It was 2004 and I’d just moved the kids and I to a high rise complex. Then I got a job at the doughnut store across the street. It was almost perfect. There was a daycare in our building so I just took the kids downstairs and walked across the street. I could be there in under five minutes. The only problem was my boss. He was beyond weird. One day, or even one moment, he’d be jubilant, praising me to the skies for something that was perfectly normal, like mopping a slushy floor.
“You’re my best employee,” he’d exclaim, “The best employee ever.”
Then he’d flip and he’d start literally offering me to his customers.
“She’s useless, absolutely useless! Take her… take her!!!”
The customers would shuffle awkwardly then hurry for the door as soon as their order was complete.
Then one day I came in for my shift and went to work at the cash only to be told he didn’t want me to work there, which was my usual spot. So I moved to the bagel counter and was told the same thing. So I asked where he wanted me to work.
“Nowhere,” he retorted, “you’re fired!”
A short while later I went in to get my last paycheque. I found it lying on the floor under the shelf they usually sat, marred with foot prints. He’d literally stomped all over it. He asked if I had a job yet, even though it had only been a week, and smiled when I told him no.
A year went by and I found work at a call centre representing a major internet provider. It wasn’t the best job but I was making $12/hr and was only a few months away from getting benefits. The kids and I were going out shopping one morning and just missed the bus. We could have gone home to wait but the kids wanted bagels so we walked across the street and went inside. The boss’s wife was behind the counter. She was quiet but polite, as usual. We ate our bagels then the kids asked for doughnuts. And that was when the boss came in.
He pushed his wife aside without a word and took our order. His face was like sunshine and his grin beamed.
“So, do you have a job yet?” he asked. His grin said he expected the answer to be no.
My smile widened until it was almost as big as his. “Yes, I have,” I replied and his smile disappeared.
“I’ve got a full time job with major internet service provider,” I continued. “I make $12 an hour and I’ll have benefits in a couple more months.”
He didn’t even say a word. He spun around and stalked into the back of the store. I figured he was going to his office. His wife took over the order and quickly completed it. Then she looked up and said, “Oh!” in surprise before running out of the store. I looked up too in order to see him in his partly backed out car while she urgently talked through the window.

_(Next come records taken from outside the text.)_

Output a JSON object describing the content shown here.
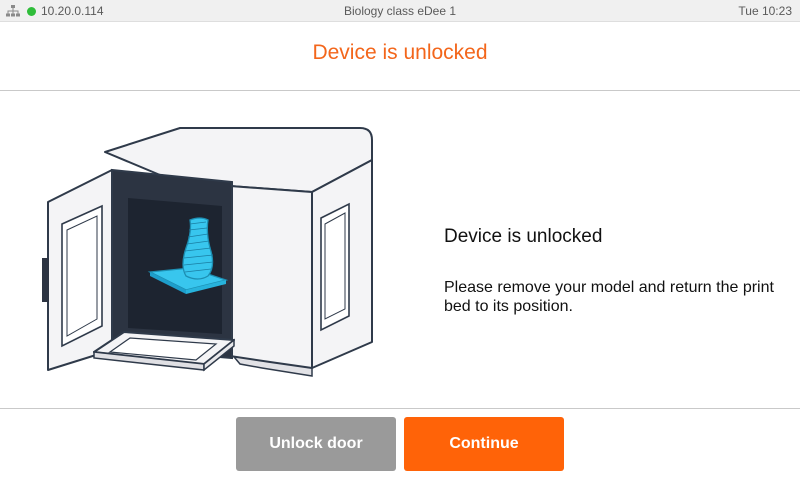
{
  "status_bar": {
    "network_icon": "network-icon",
    "connection_status_color": "#2fbd3a",
    "ip_address": "10.20.0.114",
    "device_name": "Biology class eDee 1",
    "datetime": "Tue 10:23"
  },
  "header": {
    "title": "Device is unlocked",
    "title_color": "#f3661b"
  },
  "main": {
    "illustration": "printer-open-door-illustration",
    "heading": "Device is unlocked",
    "body": "Please remove your model and return the print bed to its position."
  },
  "footer": {
    "unlock_label": "Unlock door",
    "continue_label": "Continue",
    "unlock_color": "#9a9a9a",
    "continue_color": "#ff6308"
  }
}
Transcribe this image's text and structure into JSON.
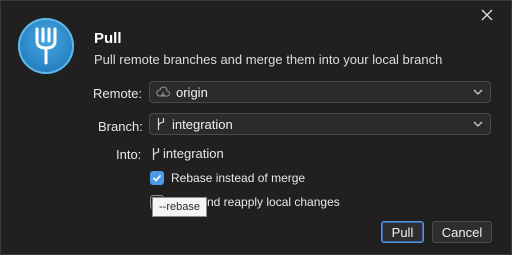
{
  "dialog": {
    "title": "Pull",
    "subtitle": "Pull remote branches and merge them into your local branch",
    "close_icon": "close-icon",
    "logo_icon": "fork-icon"
  },
  "form": {
    "remote": {
      "label": "Remote:",
      "value": "origin",
      "icon": "cloud-icon"
    },
    "branch": {
      "label": "Branch:",
      "value": "integration",
      "icon": "branch-icon"
    },
    "into": {
      "label": "Into:",
      "value": "integration",
      "icon": "branch-icon"
    }
  },
  "options": {
    "rebase": {
      "label": "Rebase instead of merge",
      "checked": true
    },
    "stash": {
      "label": "nd reapply local changes",
      "checked": false
    }
  },
  "tooltip": {
    "text": "--rebase"
  },
  "buttons": {
    "pull": "Pull",
    "cancel": "Cancel"
  },
  "colors": {
    "accent": "#4c9be8",
    "background": "#202020"
  }
}
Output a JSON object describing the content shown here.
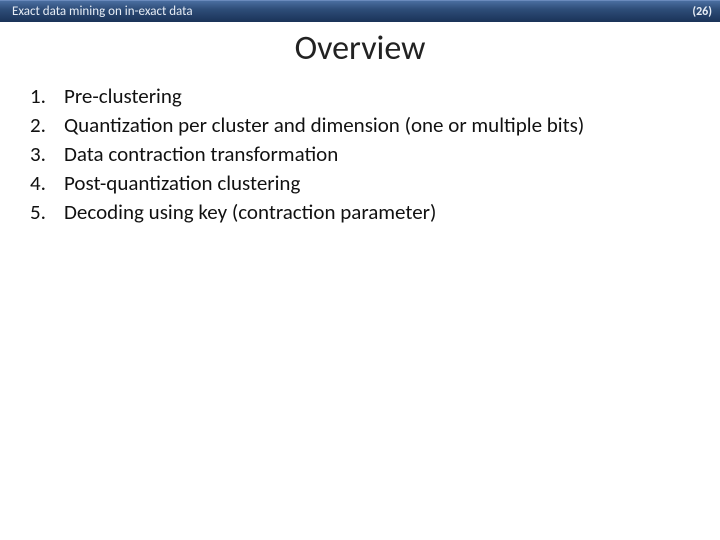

He was so mad at me that I’d moved on in my life and got a better job than the one he’d offered that he had stormed out of the building. Even though he’d just arrived. Even though he hadn’t so much as said “hi” to his wife.
We walked out the door in silence then Kait looked up from her doughnut and said, “Mom, that man’s really weird!”
I laughed. “You don’t even know the half of it.”